In article <cvcmkd$2nc5$1 digitaldaemon.com>, Jarrett Billingsley says...
 My guess is that toString in D is supposed to be like toString in Java and 
 C#
 and in those languages toString returns a human-readable summary of the 
 object.

I suppose that'd be fine, but wouldn't it make more sense to put that kind of stuff in the typeinfo?

The summary should contain information about the instance, too. For example "[FooClass 1234abcd x:33 y:66 flag:false]". In order to create the string you have to run a function. It could be possible to put a slot in the classinfo and have users call that whenever they need the string but using a vtable slot is pretty much the same functionality and is the standard way to allow class objects to customize behavior.
 Personally I'd like D's Object.toString to include a unique id as well as 
 the
 class name so that you can tell one object apart from another.

Might be a bit tricky.
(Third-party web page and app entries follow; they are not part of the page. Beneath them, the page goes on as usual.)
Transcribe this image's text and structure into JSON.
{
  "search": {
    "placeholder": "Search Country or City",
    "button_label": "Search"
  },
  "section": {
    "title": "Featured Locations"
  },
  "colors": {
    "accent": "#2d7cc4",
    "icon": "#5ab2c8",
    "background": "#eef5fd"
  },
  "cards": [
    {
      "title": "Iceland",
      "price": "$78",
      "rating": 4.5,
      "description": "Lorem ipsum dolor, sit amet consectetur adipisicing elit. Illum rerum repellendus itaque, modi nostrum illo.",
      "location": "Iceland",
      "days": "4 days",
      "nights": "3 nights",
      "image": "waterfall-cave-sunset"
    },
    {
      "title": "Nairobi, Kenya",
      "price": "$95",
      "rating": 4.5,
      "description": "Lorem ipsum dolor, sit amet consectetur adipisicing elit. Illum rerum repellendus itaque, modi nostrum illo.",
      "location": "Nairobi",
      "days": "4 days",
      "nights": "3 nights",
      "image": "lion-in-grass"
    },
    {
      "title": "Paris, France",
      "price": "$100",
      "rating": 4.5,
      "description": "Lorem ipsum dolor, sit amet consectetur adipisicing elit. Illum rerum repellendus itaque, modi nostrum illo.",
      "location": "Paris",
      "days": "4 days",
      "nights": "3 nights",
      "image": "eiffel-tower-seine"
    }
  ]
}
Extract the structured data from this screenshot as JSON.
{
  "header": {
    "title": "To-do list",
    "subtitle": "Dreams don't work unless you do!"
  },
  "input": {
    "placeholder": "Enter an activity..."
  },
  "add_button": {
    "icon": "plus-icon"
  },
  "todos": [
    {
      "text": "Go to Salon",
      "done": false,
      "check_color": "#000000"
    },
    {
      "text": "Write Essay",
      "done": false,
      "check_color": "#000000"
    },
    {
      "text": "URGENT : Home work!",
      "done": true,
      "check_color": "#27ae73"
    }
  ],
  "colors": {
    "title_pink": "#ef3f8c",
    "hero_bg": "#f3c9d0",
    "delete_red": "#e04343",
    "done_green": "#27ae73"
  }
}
If by "unique ID" (I have never used Java so I have no idea what its ID numbers are) you mean some kind of ID number that is assigned incrementally to each newly allocated object (so the first one has an ID of 1, the next has 2, and so on), I'm not real sure how easy that'd be to implement it as part of the language. Or how practical. If by ID you mean a hash.. well, that'd be nice if the toHash() method did more than return an int representation of the pointer ;)

I had forgotten exactly what the id is that Java prints. Looking at the Java doc the string contains the hash code as hex. I guess that sacrifices guaranteed uniqueness but makes it easy to write toString. Since the hash code is probably the pointer in Java as well as D it is pretty much the same as printing out the address. I don't know what Java implementations with copying collectors do.
Feb 21 2005
prev sibling parent John Demme <me teqdruid.com> writes:
Jarrett Billingsley wrote:
 Well what's the point in having Object.toString() in the first place?  It 
 can be overridden, so what?  It's supposed to return the classinfo.name, and 

 nothing else.  So what's the purpose? 

I believe when one does something like: Object o = .... writefln("%s", o); format is supposed to call the toString method and use that. John
Feb 20 2005